Philip L. Franckel, Esq. is the author of all articles and content on this website, one of the Personal Injury Dream Team™ Founding Partners at 1-800-HURT-911® New York, well-known for representing motorcyclists. He has a 10 Avvo rating; Avvo Client’s Choice with all 5-star reviews; Avvo Top Contributor; and is a former Member of the Board of Directors of the New York State Trial Lawyers Association. Mr. Franckel created the motorcycle awareness campaign BE AWARE MOTORCYCLES ARE EVERYWHERE®.
Founding Partner Rob Plevy, Esq.

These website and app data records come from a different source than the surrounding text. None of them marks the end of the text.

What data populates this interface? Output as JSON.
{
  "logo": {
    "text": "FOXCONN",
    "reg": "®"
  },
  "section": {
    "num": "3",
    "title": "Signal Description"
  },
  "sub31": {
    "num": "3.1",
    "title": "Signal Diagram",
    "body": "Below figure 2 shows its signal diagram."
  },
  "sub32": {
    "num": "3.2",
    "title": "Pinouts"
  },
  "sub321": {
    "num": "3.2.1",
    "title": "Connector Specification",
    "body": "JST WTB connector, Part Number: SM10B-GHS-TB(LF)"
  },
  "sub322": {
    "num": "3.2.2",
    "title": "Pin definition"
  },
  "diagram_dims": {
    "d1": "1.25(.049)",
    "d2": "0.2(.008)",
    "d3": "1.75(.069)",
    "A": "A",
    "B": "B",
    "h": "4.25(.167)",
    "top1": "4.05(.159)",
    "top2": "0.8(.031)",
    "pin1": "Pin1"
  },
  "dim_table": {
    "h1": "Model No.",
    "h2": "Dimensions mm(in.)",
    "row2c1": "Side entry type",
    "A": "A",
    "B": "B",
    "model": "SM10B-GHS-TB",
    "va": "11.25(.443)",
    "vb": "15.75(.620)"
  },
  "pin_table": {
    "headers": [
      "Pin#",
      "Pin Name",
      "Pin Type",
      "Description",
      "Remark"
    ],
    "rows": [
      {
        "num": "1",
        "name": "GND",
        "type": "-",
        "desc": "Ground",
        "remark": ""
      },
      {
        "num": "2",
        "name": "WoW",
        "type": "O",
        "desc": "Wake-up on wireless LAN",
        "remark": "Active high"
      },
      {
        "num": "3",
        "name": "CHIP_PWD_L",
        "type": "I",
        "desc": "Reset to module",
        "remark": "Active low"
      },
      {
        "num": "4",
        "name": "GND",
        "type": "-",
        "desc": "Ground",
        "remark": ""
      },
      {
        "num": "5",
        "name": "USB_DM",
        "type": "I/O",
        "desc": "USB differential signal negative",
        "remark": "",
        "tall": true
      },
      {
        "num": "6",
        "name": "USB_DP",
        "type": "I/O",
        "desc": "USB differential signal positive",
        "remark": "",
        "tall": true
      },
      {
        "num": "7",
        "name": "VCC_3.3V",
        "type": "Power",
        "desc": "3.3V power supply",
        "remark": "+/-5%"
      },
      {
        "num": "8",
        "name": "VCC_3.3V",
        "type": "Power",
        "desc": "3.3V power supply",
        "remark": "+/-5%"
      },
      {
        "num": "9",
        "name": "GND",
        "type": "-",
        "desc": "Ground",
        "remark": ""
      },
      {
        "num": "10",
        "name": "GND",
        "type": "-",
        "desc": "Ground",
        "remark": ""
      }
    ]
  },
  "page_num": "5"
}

Robert Plevy, Esq. is a motorcycle accident lawyer and one of the Personal Injury Dream Team™ Founding Partners at 1-800-HURT-911® New York. Robert began his legal career in 1993 as an Assistant Corporation Counsel defending The City of New York against personal injury lawsuits.